Author: Ibrahim al-Koni (Libya)
Translator: Elliot Colla (from Arabic)
Genre: Literary Fiction
First published: 1990
Edition: Paperback, published by Hoopoe in 2020
Rejected by his tribe and hunted by the kin of the man he killed, Ukhayyad and his thoroughbred camel flee across the desolate Tuareg deserts of the Libyan Sahara. Between bloody wars against the Italians in the north and famine raging in the south, Ukhayyad rides for the remote rock caves of Jebel Hasawna. There, he says farewell to the mount who has been his companion through thirst, disease, lust, and loneliness. Alone in the desert, haunted by the prophetic cave paintings of ancient hunting scenes and the cries of jinn in the night, Ukhayyad awaits the arrival of his pursuers and their insatiable hunger for blood and gold.
This is exactly the kind of oddball book I expect to like, being about a man and his camel. And yes, I did like it, but I did not love it. I am not sure whether it was the book or just my current mood.
What I did love about this book was how natural the way the main character cared about his piebald camel came across. It felt authentic and I believed it. However, every now and then the story itself lost me and it would take a page or two to be pulled back into the narrative. I found myself a little too easily distracted, but that could well be due to me being a bit scatterbrained at the moment.
I do think this is a novel I will re-read at another time and that will grow on me on said future re-read.
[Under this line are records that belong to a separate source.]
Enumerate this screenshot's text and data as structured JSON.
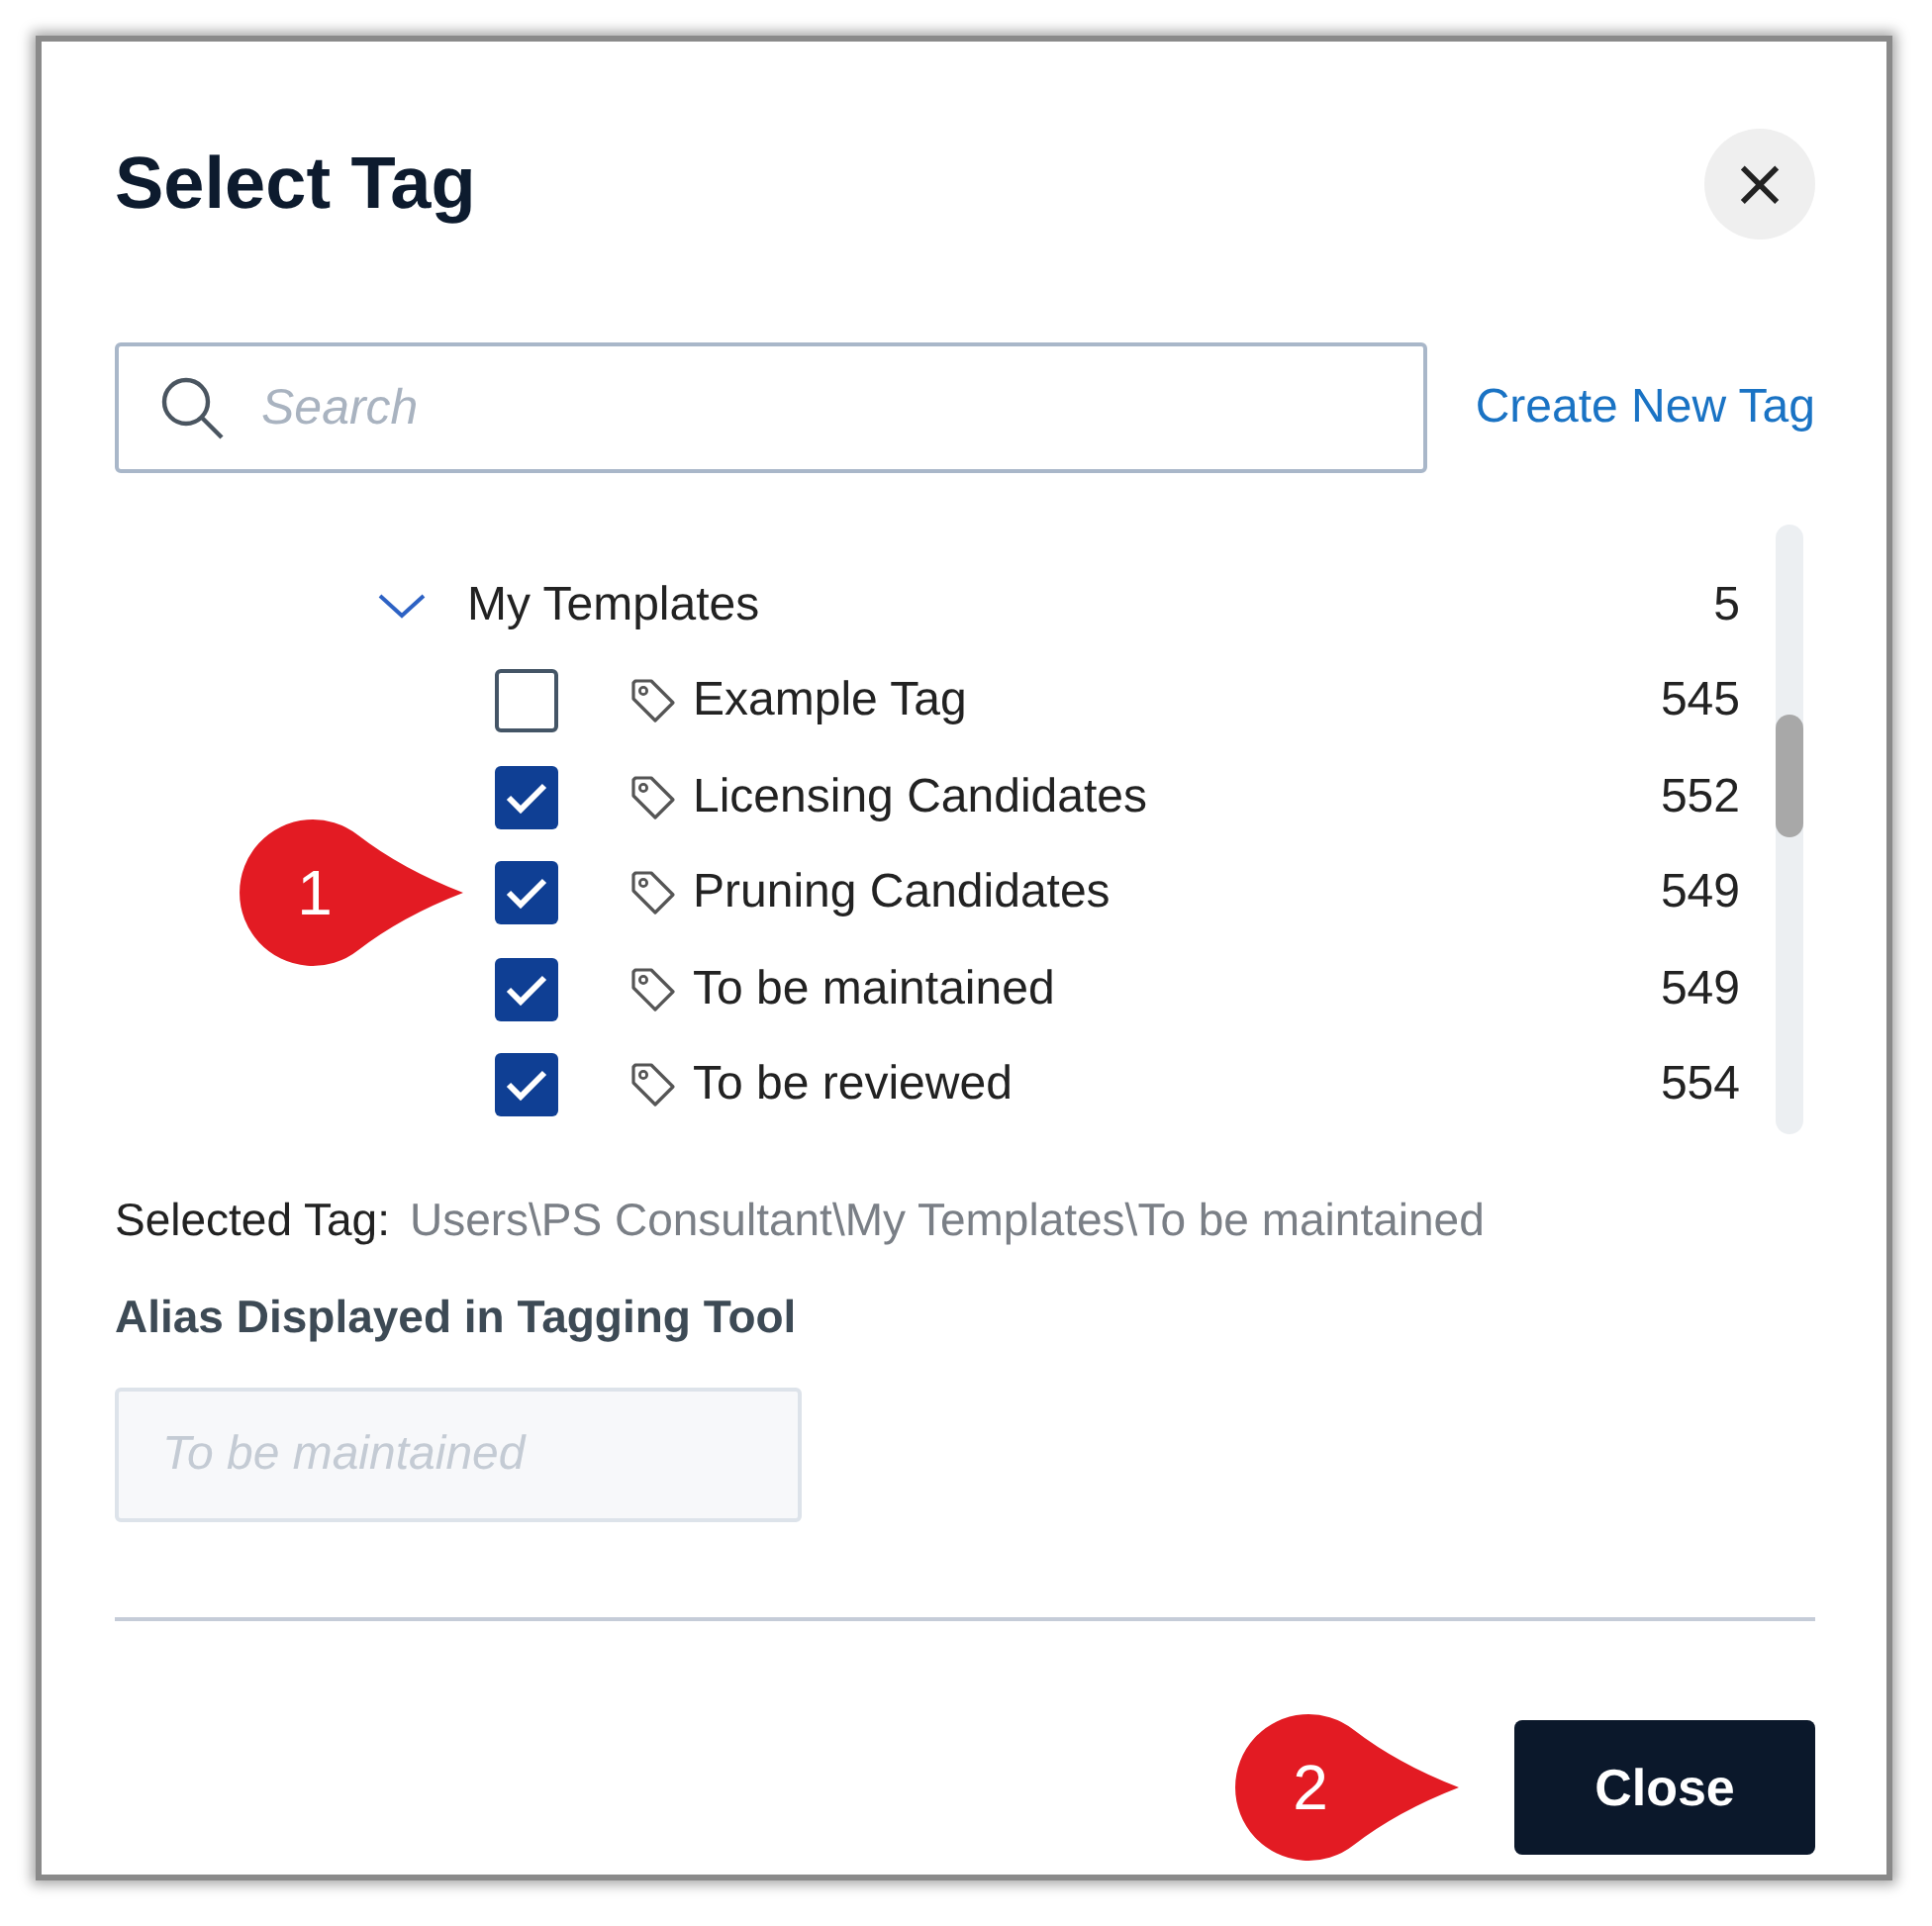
{
  "dialog": {
    "title": "Select Tag",
    "close_label": "×"
  },
  "search": {
    "placeholder": "Search"
  },
  "create_link": "Create New Tag",
  "tree": {
    "group": {
      "label": "My Templates",
      "count": "5",
      "expanded": true
    },
    "items": [
      {
        "label": "Example Tag",
        "count": "545",
        "checked": false
      },
      {
        "label": "Licensing Candidates",
        "count": "552",
        "checked": true
      },
      {
        "label": "Pruning Candidates",
        "count": "549",
        "checked": true
      },
      {
        "label": "To be maintained",
        "count": "549",
        "checked": true
      },
      {
        "label": "To be reviewed",
        "count": "554",
        "checked": true
      }
    ]
  },
  "selected_tag": {
    "label": "Selected Tag:",
    "path": "Users\\PS Consultant\\My Templates\\To be maintained"
  },
  "alias": {
    "label": "Alias Displayed in Tagging Tool",
    "placeholder": "To be maintained",
    "disabled": true
  },
  "buttons": [
    {
      "label": "Close"
    }
  ],
  "callouts": [
    {
      "label": "1"
    },
    {
      "label": "2"
    }
  ]
}
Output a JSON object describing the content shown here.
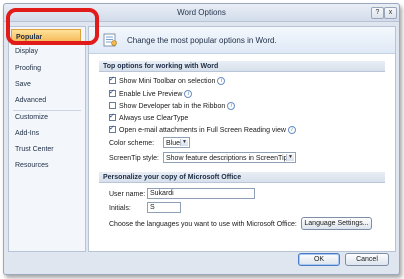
{
  "window": {
    "title": "Word Options",
    "help_glyph": "?",
    "close_glyph": "x"
  },
  "sidebar": {
    "items": [
      {
        "label": "Popular",
        "active": true
      },
      {
        "label": "Display"
      },
      {
        "label": "Proofing"
      },
      {
        "label": "Save"
      },
      {
        "label": "Advanced"
      },
      {
        "label": "Customize"
      },
      {
        "label": "Add-Ins"
      },
      {
        "label": "Trust Center"
      },
      {
        "label": "Resources"
      }
    ]
  },
  "header": {
    "text": "Change the most popular options in Word.",
    "icon": "options-icon"
  },
  "top_options": {
    "title": "Top options for working with Word",
    "checkboxes": [
      {
        "label": "Show Mini Toolbar on selection",
        "checked": true,
        "info": true
      },
      {
        "label": "Enable Live Preview",
        "checked": true,
        "info": true
      },
      {
        "label": "Show Developer tab in the Ribbon",
        "checked": false,
        "info": true
      },
      {
        "label": "Always use ClearType",
        "checked": true,
        "info": false
      },
      {
        "label": "Open e-mail attachments in Full Screen Reading view",
        "checked": true,
        "info": true
      }
    ],
    "color_scheme_label": "Color scheme:",
    "color_scheme_value": "Blue",
    "screentip_label": "ScreenTip style:",
    "screentip_value": "Show feature descriptions in ScreenTips"
  },
  "personalize": {
    "title": "Personalize your copy of Microsoft Office",
    "username_label": "User name:",
    "username_value": "Sukardi",
    "initials_label": "Initials:",
    "initials_value": "S",
    "languages_text": "Choose the languages you want to use with Microsoft Office:",
    "language_settings_button": "Language Settings..."
  },
  "footer": {
    "ok": "OK",
    "cancel": "Cancel"
  },
  "colors": {
    "highlight_marker": "#e11a1a",
    "active_nav": "#f7b14b"
  }
}
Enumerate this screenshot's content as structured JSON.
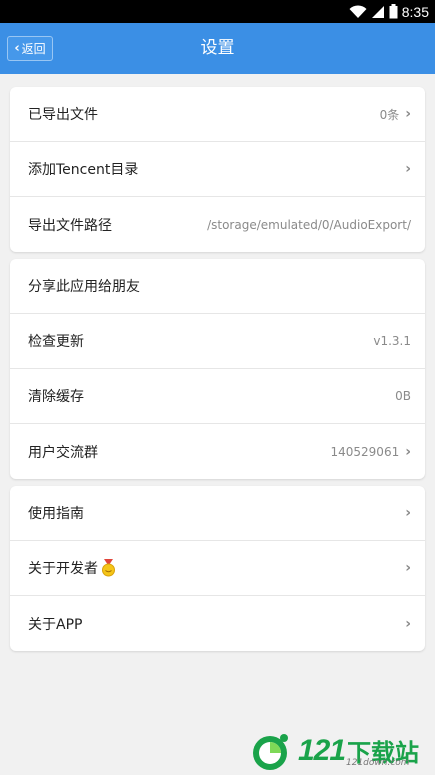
{
  "status_bar": {
    "time": "8:35",
    "icons": [
      "wifi-icon",
      "signal-icon",
      "battery-icon"
    ]
  },
  "app_bar": {
    "back_label": "返回",
    "title": "设置",
    "color": "#3b8fe5"
  },
  "groups": [
    {
      "items": [
        {
          "label": "已导出文件",
          "value": "0条",
          "chevron": true
        },
        {
          "label": "添加Tencent目录",
          "value": "",
          "chevron": true
        },
        {
          "label": "导出文件路径",
          "value": "/storage/emulated/0/AudioExport/",
          "chevron": false
        }
      ]
    },
    {
      "items": [
        {
          "label": "分享此应用给朋友",
          "value": "",
          "chevron": false
        },
        {
          "label": "检查更新",
          "value": "v1.3.1",
          "chevron": false
        },
        {
          "label": "清除缓存",
          "value": "0B",
          "chevron": false
        },
        {
          "label": "用户交流群",
          "value": "140529061",
          "chevron": true
        }
      ]
    },
    {
      "items": [
        {
          "label": "使用指南",
          "value": "",
          "chevron": true
        },
        {
          "label": "关于开发者",
          "value": "",
          "chevron": true,
          "icon": "medal-icon"
        },
        {
          "label": "关于APP",
          "value": "",
          "chevron": true
        }
      ]
    }
  ],
  "watermark": {
    "number": "121",
    "cn": "下载站",
    "sub": "121down.com"
  }
}
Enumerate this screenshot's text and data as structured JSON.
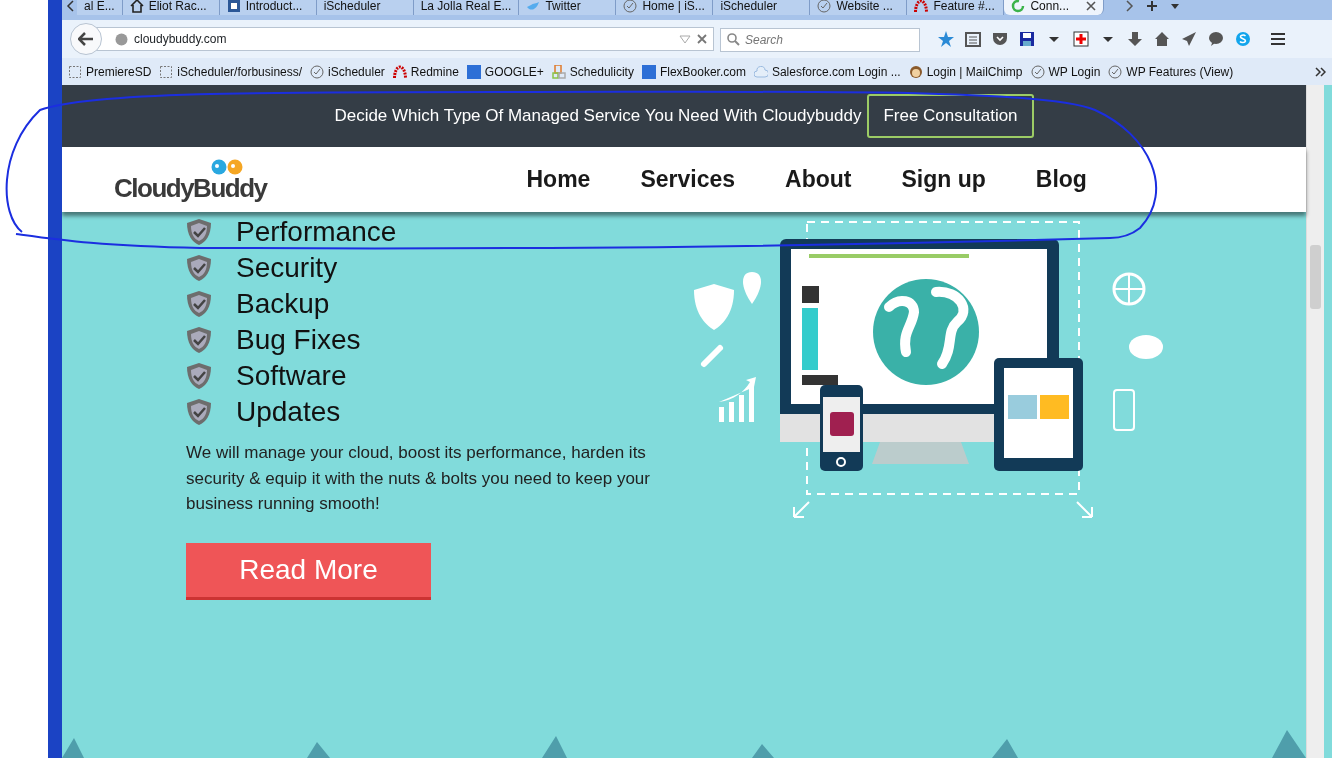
{
  "browser": {
    "tabs": [
      {
        "label": "al E...",
        "selected": false
      },
      {
        "label": "Eliot Rac...",
        "selected": false
      },
      {
        "label": "Introduct...",
        "selected": false
      },
      {
        "label": "iScheduler",
        "selected": false
      },
      {
        "label": "La Jolla Real E...",
        "selected": false
      },
      {
        "label": "Twitter",
        "selected": false
      },
      {
        "label": "Home | iS...",
        "selected": false
      },
      {
        "label": "iScheduler",
        "selected": false
      },
      {
        "label": "Website ...",
        "selected": false
      },
      {
        "label": "Feature #...",
        "selected": false
      },
      {
        "label": "Conn...",
        "selected": true
      }
    ],
    "address": "cloudybuddy.com",
    "search": {
      "placeholder": "Search"
    },
    "bookmarks": [
      {
        "label": "PremiereSD"
      },
      {
        "label": "iScheduler/forbusiness/"
      },
      {
        "label": "iScheduler"
      },
      {
        "label": "Redmine"
      },
      {
        "label": "GOOGLE+"
      },
      {
        "label": "Schedulicity"
      },
      {
        "label": "FlexBooker.com"
      },
      {
        "label": "Salesforce.com Login ..."
      },
      {
        "label": "Login | MailChimp"
      },
      {
        "label": "WP Login"
      },
      {
        "label": "WP Features (View)"
      }
    ]
  },
  "page": {
    "banner": {
      "text": "Decide Which Type Of Managed Service You Need With Cloudybuddy",
      "button": "Free Consultation"
    },
    "logo": "CloudyBuddy",
    "nav": [
      "Home",
      "Services",
      "About",
      "Sign up",
      "Blog"
    ],
    "features": [
      "Performance",
      "Security",
      "Backup",
      "Bug Fixes",
      "Software",
      "Updates"
    ],
    "description": "We will manage your cloud, boost its performance, harden its security & equip it with the nuts & bolts you need to keep your business running smooth!",
    "read_more": "Read More"
  }
}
I am not quite sure who to recommend this book to, but if you like the sound of a novel about a man hanging out in the desert with his camel and making bad decisions, this may well be for you!
5 out of 7 stars